═════ Information ═════

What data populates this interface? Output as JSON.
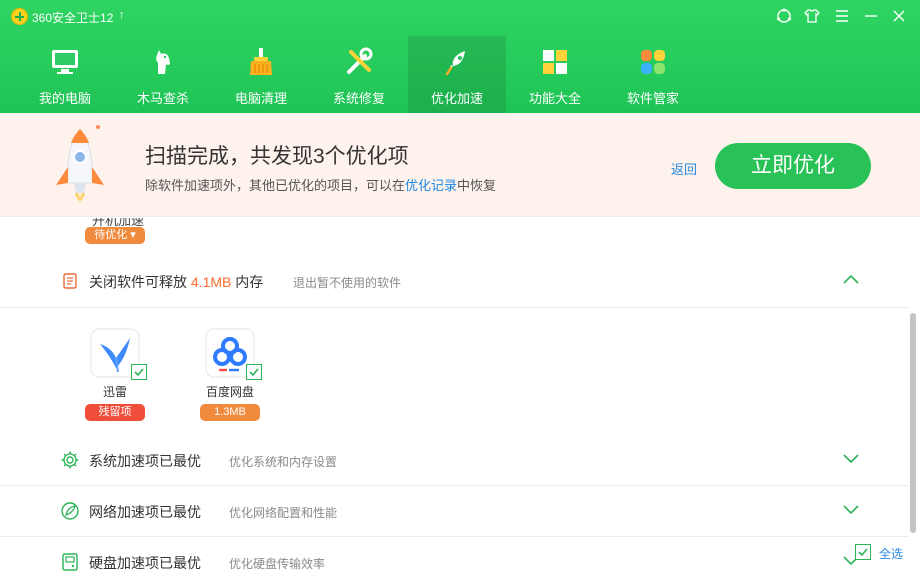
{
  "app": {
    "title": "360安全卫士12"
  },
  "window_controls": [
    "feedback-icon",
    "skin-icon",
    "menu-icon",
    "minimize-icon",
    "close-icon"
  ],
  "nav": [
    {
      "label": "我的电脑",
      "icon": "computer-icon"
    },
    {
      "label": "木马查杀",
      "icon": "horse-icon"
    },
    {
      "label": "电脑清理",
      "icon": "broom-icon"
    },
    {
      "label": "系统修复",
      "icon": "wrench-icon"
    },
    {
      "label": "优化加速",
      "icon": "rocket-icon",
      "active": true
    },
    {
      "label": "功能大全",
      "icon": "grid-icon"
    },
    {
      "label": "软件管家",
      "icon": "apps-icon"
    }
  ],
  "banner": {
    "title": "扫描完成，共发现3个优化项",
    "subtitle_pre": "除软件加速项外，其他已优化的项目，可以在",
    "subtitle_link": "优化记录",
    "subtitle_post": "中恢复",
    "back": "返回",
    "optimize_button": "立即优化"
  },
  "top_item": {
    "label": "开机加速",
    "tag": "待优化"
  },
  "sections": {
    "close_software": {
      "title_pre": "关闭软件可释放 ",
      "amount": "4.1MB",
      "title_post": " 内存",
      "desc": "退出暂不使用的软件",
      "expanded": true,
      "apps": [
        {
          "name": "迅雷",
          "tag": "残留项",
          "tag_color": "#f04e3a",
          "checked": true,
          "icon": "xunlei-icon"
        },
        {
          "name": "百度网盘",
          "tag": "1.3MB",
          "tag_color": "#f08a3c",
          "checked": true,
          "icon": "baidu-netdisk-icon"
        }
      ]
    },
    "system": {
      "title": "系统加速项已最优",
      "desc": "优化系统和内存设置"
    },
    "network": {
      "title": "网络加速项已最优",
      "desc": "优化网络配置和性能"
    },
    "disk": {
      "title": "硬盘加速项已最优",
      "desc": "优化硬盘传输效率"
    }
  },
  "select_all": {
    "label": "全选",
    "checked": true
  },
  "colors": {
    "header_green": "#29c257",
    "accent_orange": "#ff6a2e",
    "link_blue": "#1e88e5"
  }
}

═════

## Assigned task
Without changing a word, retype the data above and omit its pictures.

## Task solution
What data populates this interface? Output as JSON.
{
  "app": {
    "title": "360安全卫士12"
  },
  "window_controls": [
    "feedback-icon",
    "skin-icon",
    "menu-icon",
    "minimize-icon",
    "close-icon"
  ],
  "nav": [
    {
      "label": "我的电脑",
      "icon": "computer-icon"
    },
    {
      "label": "木马查杀",
      "icon": "horse-icon"
    },
    {
      "label": "电脑清理",
      "icon": "broom-icon"
    },
    {
      "label": "系统修复",
      "icon": "wrench-icon"
    },
    {
      "label": "优化加速",
      "icon": "rocket-icon",
      "active": true
    },
    {
      "label": "功能大全",
      "icon": "grid-icon"
    },
    {
      "label": "软件管家",
      "icon": "apps-icon"
    }
  ],
  "banner": {
    "title": "扫描完成，共发现3个优化项",
    "subtitle_pre": "除软件加速项外，其他已优化的项目，可以在",
    "subtitle_link": "优化记录",
    "subtitle_post": "中恢复",
    "back": "返回",
    "optimize_button": "立即优化"
  },
  "top_item": {
    "label": "开机加速",
    "tag": "待优化"
  },
  "sections": {
    "close_software": {
      "title_pre": "关闭软件可释放 ",
      "amount": "4.1MB",
      "title_post": " 内存",
      "desc": "退出暂不使用的软件",
      "expanded": true,
      "apps": [
        {
          "name": "迅雷",
          "tag": "残留项",
          "tag_color": "#f04e3a",
          "checked": true,
          "icon": "xunlei-icon"
        },
        {
          "name": "百度网盘",
          "tag": "1.3MB",
          "tag_color": "#f08a3c",
          "checked": true,
          "icon": "baidu-netdisk-icon"
        }
      ]
    },
    "system": {
      "title": "系统加速项已最优",
      "desc": "优化系统和内存设置"
    },
    "network": {
      "title": "网络加速项已最优",
      "desc": "优化网络配置和性能"
    },
    "disk": {
      "title": "硬盘加速项已最优",
      "desc": "优化硬盘传输效率"
    }
  },
  "select_all": {
    "label": "全选",
    "checked": true
  },
  "colors": {
    "header_green": "#29c257",
    "accent_orange": "#ff6a2e",
    "link_blue": "#1e88e5"
  }
}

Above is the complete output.